*** Opening Entries supplied ***

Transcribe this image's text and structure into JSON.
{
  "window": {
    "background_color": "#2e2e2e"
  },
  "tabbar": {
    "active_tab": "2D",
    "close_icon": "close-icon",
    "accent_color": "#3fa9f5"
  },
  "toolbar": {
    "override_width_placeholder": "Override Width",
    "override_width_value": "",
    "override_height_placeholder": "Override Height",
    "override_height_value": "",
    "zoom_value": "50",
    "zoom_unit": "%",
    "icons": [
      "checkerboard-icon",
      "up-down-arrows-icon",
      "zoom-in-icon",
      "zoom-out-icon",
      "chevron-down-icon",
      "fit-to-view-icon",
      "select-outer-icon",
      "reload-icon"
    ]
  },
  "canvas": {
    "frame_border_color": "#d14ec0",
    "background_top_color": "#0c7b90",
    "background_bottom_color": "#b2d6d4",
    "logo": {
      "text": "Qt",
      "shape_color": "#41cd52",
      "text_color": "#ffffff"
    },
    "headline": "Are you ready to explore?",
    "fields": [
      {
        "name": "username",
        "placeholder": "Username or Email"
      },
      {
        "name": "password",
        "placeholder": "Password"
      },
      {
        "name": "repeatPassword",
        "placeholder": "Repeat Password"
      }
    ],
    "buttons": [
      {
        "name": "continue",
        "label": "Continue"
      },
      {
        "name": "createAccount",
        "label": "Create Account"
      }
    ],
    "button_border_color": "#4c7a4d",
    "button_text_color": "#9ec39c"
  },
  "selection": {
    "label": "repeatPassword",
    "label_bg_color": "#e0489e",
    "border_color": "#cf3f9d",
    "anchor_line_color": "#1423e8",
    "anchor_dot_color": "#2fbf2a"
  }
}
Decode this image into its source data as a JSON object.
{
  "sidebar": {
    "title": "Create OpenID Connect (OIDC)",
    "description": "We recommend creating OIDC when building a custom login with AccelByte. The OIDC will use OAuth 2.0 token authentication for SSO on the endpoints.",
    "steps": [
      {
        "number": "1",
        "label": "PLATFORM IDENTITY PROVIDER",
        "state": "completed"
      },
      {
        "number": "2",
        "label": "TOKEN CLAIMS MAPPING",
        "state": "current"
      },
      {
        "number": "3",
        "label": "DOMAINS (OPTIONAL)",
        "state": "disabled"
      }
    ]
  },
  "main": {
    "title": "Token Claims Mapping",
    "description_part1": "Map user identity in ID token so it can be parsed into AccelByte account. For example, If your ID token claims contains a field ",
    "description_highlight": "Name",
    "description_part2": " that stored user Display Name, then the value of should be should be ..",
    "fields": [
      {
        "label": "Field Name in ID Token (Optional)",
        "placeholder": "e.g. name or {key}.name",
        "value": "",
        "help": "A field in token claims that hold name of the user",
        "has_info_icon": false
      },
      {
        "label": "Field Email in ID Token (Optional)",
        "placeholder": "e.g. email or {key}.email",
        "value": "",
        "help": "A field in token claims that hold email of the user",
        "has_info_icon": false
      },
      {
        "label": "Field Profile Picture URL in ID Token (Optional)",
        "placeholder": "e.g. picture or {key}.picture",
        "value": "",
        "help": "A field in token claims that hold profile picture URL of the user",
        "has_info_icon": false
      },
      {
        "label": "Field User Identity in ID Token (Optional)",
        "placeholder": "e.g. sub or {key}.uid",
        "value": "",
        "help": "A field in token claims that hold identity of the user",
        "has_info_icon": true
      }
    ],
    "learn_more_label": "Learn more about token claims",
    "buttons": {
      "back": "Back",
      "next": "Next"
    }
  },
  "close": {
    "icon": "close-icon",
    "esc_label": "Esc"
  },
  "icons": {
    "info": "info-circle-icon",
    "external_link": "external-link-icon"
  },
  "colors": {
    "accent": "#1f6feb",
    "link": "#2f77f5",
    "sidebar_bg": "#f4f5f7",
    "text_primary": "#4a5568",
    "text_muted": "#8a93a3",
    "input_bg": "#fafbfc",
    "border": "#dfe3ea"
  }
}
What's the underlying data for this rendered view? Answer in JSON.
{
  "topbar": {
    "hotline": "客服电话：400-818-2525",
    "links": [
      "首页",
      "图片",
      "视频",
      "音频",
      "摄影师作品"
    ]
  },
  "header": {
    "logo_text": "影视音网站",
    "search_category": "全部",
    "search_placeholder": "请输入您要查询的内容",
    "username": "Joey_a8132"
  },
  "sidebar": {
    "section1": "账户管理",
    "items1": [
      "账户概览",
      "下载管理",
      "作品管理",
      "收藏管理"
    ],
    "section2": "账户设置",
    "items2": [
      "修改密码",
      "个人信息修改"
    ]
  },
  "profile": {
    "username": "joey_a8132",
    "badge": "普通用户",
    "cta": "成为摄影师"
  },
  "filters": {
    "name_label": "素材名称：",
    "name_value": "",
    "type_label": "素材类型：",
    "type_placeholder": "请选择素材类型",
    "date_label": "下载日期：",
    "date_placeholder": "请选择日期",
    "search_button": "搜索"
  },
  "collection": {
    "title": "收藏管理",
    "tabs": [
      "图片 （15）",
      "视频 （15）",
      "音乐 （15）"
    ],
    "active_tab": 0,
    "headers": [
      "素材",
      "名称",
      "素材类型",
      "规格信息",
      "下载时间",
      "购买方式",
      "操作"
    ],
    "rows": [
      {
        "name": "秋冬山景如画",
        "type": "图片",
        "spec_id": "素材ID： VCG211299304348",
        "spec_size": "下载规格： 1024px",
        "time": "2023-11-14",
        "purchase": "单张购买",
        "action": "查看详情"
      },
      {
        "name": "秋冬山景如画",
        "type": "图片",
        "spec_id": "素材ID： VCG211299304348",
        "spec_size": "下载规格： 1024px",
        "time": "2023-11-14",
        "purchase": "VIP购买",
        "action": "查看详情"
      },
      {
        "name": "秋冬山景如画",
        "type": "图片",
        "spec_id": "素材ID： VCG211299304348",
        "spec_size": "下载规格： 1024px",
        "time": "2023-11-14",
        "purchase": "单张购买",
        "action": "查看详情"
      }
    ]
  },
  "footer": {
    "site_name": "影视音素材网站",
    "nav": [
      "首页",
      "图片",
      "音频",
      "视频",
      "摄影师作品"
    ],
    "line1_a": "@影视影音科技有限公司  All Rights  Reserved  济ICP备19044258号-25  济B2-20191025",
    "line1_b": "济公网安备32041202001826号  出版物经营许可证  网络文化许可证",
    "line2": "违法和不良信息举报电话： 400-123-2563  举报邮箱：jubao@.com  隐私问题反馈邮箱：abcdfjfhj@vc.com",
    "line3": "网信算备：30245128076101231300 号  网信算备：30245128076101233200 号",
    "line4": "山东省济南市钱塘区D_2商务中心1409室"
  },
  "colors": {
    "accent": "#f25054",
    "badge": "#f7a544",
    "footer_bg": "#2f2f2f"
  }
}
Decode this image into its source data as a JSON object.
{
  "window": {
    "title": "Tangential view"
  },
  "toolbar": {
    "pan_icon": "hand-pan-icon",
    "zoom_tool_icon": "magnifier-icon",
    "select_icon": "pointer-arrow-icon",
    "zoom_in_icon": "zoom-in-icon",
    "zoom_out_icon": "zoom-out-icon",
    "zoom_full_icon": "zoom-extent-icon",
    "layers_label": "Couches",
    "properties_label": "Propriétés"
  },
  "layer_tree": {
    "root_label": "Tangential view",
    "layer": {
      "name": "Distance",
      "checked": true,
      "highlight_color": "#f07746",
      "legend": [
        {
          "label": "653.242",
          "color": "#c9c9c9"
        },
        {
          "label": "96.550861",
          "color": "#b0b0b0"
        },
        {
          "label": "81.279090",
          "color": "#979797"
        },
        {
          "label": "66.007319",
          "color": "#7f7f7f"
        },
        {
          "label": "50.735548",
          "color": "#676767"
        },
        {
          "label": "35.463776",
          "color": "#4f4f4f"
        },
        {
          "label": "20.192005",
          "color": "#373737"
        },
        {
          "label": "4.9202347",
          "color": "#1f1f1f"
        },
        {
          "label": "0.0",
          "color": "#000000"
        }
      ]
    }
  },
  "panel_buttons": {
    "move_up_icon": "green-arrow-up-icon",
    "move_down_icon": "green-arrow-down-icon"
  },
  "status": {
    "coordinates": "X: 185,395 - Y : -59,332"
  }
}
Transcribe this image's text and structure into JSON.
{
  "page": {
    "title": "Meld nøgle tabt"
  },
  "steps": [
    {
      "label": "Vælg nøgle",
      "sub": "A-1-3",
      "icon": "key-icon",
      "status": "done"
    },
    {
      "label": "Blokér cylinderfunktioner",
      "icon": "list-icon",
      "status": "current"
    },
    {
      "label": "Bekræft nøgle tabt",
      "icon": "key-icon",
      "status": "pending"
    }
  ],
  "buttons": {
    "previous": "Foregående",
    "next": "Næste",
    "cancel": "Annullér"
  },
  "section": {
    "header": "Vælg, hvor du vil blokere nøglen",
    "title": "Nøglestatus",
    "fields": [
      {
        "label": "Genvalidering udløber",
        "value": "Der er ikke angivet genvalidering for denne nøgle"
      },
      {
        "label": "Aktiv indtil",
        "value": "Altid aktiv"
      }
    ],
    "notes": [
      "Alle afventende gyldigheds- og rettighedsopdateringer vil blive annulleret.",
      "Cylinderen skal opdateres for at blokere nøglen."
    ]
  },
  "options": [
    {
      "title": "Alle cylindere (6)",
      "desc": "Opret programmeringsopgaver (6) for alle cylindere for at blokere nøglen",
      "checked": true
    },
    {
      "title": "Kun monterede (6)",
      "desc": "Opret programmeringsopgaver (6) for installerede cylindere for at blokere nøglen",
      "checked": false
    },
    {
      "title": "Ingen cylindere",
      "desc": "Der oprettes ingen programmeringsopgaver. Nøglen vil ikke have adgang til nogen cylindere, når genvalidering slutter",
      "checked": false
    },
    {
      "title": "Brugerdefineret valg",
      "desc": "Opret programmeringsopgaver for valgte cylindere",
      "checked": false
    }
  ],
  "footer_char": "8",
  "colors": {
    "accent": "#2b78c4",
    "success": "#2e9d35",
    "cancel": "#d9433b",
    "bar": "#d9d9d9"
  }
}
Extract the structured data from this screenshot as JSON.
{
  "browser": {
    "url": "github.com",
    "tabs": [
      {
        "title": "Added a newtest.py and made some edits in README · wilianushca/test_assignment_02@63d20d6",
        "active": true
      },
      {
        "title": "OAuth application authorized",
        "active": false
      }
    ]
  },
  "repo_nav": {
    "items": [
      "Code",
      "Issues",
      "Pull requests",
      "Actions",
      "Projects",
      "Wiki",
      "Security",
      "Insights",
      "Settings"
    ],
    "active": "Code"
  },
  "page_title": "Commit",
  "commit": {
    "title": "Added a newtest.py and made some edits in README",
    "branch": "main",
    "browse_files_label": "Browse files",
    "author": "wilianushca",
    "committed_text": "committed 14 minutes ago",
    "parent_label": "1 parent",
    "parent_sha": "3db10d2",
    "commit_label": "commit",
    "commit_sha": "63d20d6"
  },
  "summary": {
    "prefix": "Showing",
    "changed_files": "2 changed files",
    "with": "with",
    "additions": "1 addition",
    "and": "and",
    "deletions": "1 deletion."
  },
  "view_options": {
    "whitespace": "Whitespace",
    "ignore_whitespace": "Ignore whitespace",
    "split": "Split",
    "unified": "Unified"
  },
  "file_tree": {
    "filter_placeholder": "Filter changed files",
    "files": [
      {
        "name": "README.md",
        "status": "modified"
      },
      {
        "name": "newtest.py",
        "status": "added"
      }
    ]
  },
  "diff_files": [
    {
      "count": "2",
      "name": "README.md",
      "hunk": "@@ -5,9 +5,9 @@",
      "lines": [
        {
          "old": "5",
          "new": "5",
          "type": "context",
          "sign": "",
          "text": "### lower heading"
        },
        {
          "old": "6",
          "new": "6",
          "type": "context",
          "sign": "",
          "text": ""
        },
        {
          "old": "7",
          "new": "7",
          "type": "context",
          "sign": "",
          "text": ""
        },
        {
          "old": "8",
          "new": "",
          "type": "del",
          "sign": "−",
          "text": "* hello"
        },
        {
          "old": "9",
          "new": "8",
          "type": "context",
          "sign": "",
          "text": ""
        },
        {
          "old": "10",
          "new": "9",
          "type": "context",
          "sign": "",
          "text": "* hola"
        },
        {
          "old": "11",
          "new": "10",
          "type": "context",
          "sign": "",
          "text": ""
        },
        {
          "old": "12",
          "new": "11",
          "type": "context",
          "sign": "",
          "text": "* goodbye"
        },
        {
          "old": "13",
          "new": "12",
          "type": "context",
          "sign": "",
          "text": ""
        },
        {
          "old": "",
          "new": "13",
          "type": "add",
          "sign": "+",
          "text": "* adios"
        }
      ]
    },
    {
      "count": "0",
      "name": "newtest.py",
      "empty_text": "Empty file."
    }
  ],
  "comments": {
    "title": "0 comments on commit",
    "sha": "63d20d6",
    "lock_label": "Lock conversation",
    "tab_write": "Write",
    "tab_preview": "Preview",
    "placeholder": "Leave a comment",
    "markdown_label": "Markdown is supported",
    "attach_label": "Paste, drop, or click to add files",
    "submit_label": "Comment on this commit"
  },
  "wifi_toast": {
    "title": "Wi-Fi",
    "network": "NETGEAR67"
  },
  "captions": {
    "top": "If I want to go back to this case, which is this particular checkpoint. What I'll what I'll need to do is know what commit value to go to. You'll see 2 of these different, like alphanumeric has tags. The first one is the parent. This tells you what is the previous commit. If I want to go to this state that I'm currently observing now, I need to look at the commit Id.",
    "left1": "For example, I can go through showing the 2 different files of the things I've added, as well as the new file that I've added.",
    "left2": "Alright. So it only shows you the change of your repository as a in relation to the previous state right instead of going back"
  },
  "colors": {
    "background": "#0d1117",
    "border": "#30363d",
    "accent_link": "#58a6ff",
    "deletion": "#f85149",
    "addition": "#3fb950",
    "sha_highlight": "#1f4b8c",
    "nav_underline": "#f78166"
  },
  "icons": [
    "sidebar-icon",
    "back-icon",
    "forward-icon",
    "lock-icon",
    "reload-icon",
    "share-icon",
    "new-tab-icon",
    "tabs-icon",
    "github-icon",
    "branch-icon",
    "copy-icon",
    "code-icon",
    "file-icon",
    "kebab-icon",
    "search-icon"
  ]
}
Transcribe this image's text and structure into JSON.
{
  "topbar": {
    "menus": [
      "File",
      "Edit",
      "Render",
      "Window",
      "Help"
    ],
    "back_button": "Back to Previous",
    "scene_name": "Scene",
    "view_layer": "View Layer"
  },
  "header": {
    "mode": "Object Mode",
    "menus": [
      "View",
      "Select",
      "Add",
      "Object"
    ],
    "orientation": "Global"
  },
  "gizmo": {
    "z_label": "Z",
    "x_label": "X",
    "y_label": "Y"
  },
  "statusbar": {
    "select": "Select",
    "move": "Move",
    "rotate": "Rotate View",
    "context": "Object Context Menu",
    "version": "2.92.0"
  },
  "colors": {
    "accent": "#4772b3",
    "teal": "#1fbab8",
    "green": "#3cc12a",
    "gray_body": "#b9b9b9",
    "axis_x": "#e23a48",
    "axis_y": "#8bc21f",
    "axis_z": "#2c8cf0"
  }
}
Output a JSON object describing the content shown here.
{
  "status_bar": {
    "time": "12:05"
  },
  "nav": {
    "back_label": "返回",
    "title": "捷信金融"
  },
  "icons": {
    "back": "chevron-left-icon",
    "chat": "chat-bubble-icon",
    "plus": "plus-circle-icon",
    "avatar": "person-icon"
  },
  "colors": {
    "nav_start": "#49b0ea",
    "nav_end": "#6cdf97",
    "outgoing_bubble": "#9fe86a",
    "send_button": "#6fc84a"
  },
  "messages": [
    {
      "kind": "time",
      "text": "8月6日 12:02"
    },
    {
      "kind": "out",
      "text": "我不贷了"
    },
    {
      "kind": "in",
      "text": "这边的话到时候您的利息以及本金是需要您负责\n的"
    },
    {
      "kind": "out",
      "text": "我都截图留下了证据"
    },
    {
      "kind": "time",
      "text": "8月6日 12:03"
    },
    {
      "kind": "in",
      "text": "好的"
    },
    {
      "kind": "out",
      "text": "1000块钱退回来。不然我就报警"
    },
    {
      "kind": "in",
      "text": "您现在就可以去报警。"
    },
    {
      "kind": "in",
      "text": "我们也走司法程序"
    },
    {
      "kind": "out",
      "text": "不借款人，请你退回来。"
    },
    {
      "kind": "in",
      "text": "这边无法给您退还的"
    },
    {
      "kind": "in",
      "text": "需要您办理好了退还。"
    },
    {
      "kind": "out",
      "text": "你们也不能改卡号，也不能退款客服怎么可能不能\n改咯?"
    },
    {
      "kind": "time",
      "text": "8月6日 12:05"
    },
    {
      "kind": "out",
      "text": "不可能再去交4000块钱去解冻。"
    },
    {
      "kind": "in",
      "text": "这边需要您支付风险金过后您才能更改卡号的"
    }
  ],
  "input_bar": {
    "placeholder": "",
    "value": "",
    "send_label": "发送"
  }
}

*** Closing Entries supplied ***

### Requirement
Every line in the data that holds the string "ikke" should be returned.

### Solution for this task
        "value": "Der er ikke angivet genvalidering for denne nøgle"
      "desc": "Der oprettes ingen programmeringsopgaver. Nøglen vil ikke have adgang til nogen cylindere, når genvalidering slutter",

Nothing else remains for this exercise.